The ability to communicate in a manner conforming to the desired style in international relations through appropriate language choices is termed Diplomacy. It is a skill in handling affairs without arousing hostility. Those involved in this line of work are called Diplomats. A diplomat is a representative of the government who intercedes on behalf of his/her country in dealings with other nations. He/she seeks to maintain international relations as it pertains to peace, war, trade, economics, human rights, environment etc. He/she seeks to establish common grounds with his colleagues locally and internationally. He/she tries to understand the differences around him so he could find the commonalities that exist within them.

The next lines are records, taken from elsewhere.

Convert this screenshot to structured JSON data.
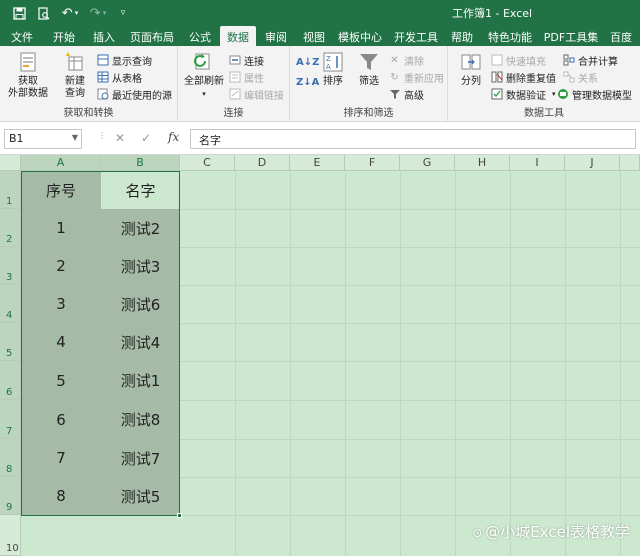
{
  "window": {
    "title": "工作簿1  -  Excel",
    "quick_access": [
      "save-icon",
      "print-preview-icon",
      "undo-icon",
      "redo-icon",
      "customize-icon"
    ]
  },
  "tabs": [
    "文件",
    "开始",
    "插入",
    "页面布局",
    "公式",
    "数据",
    "审阅",
    "视图",
    "模板中心",
    "开发工具",
    "帮助",
    "特色功能",
    "PDF工具集",
    "百度"
  ],
  "active_tab": "数据",
  "ribbon": {
    "group1": {
      "label": "获取和转换",
      "get_data": "获取\n外部数据",
      "new_query": "新建\n查询",
      "show_query": "显示查询",
      "from_table": "从表格",
      "recent_sources": "最近使用的源"
    },
    "group2": {
      "label": "连接",
      "refresh_all": "全部刷新",
      "connections": "连接",
      "properties": "属性",
      "edit_links": "编辑链接"
    },
    "group3": {
      "label": "排序和筛选",
      "sort": "排序",
      "filter": "筛选",
      "clear": "清除",
      "reapply": "重新应用",
      "advanced": "高级"
    },
    "group4": {
      "label": "数据工具",
      "text_to_columns": "分列",
      "flash_fill": "快速填充",
      "remove_duplicates": "删除重复值",
      "data_validation": "数据验证",
      "consolidate": "合并计算",
      "relationships": "关系",
      "manage_model": "管理数据模型"
    }
  },
  "formula_bar": {
    "name_box": "B1",
    "cancel": "✕",
    "enter": "✓",
    "fx": "fx",
    "content": "名字"
  },
  "sheet": {
    "columns": [
      "A",
      "B",
      "C",
      "D",
      "E",
      "F",
      "G",
      "H",
      "I",
      "J"
    ],
    "rows": [
      "1",
      "2",
      "3",
      "4",
      "5",
      "6",
      "7",
      "8",
      "9",
      "10"
    ],
    "header": {
      "A": "序号",
      "B": "名字"
    },
    "data": [
      {
        "A": "1",
        "B": "测试2"
      },
      {
        "A": "2",
        "B": "测试3"
      },
      {
        "A": "3",
        "B": "测试6"
      },
      {
        "A": "4",
        "B": "测试4"
      },
      {
        "A": "5",
        "B": "测试1"
      },
      {
        "A": "6",
        "B": "测试8"
      },
      {
        "A": "7",
        "B": "测试7"
      },
      {
        "A": "8",
        "B": "测试5"
      }
    ]
  },
  "watermark": "@小城Excel表格教学",
  "colors": {
    "accent": "#217346",
    "sheet_bg": "#cce8cf",
    "selected_fill": "#a5bba7"
  }
}
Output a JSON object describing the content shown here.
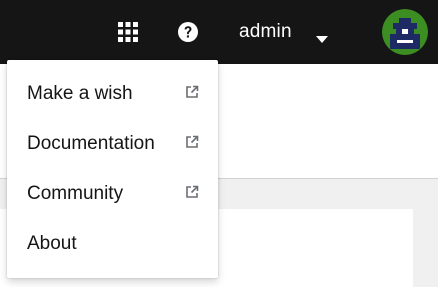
{
  "masthead": {
    "apps_icon": "grid-icon",
    "help_icon": "question-circle-icon",
    "username": "admin",
    "caret_icon": "caret-down-icon",
    "avatar_icon": "avatar-icon",
    "background_color": "#151515"
  },
  "user_menu": {
    "items": [
      {
        "label": "Make a wish",
        "external": true,
        "icon": "external-link-icon"
      },
      {
        "label": "Documentation",
        "external": true,
        "icon": "external-link-icon"
      },
      {
        "label": "Community",
        "external": true,
        "icon": "external-link-icon"
      },
      {
        "label": "About",
        "external": false
      }
    ]
  },
  "colors": {
    "text": "#151515",
    "icon_muted": "#6a6e73",
    "avatar_green": "#3c8d22",
    "avatar_navy": "#1e2a63"
  }
}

Diplomacy is an important skill centered on an understanding of other people and being sensitive to their opinions, beliefs, ideas, and feelings and can aid effective communication, especially during negotiation and when attempting to be persuasive or assertive. The appropriate use of this skill can lead to improved relationships with other people and is a way to build and develop mutual respect hence leading to more successful outcomes and less difficult or stressful communications.
Communicating effectively through speech is an important part of diplomacy. This is an art because it involves the careful choice of words. It is important to carefully evaluate a situation before speaking, seeing that intentions may be good but your words might be hurtful. Practice before approaching someone for a serious discussion. Know your audience and determine the most effective way of communication before delivering a message to avoid misunderstandings. When in discussion, be confident with your words but not aggressive, be careful to make suggestions instead of telling people what to do, wait your turn to speak and never interrupt others, keep your voice at a neutral level, acknowledge your ignorance, control your emotions with offensive counterparts, always maintain eye contact.
Though diplomacy can be difficult in certain situations, you can remain poised by being tactful, mitigating difficult situations, and building relationships with others.
Diplomatic speeches have proved over the years to arouse a range of feelings and actions in people. In 2004, Barack Obama’s speech at the Democratic National Convention in support of Senator John Kerry for President of the United States, made the case for disregarding partisan differences and bringing Americans together. Following decades of authoritarian state control, poet and playwright, Vaclav Navel gave voice to the new wave of liberty that was sweeping through Eastern Europe by calling on citizens to build a “republic economically prosperous and yet socially just”. Clinton gave an address at the memorial service for the victims of the Federal building bombing in Oklahoma City that reassured the affected friends and families. “You have lost too much, but you have not lost everything. And you have certainly not lost America, for we will stand with you for as many tomorrows as it takes”; now that’s the Art of Diplomacy in Speech.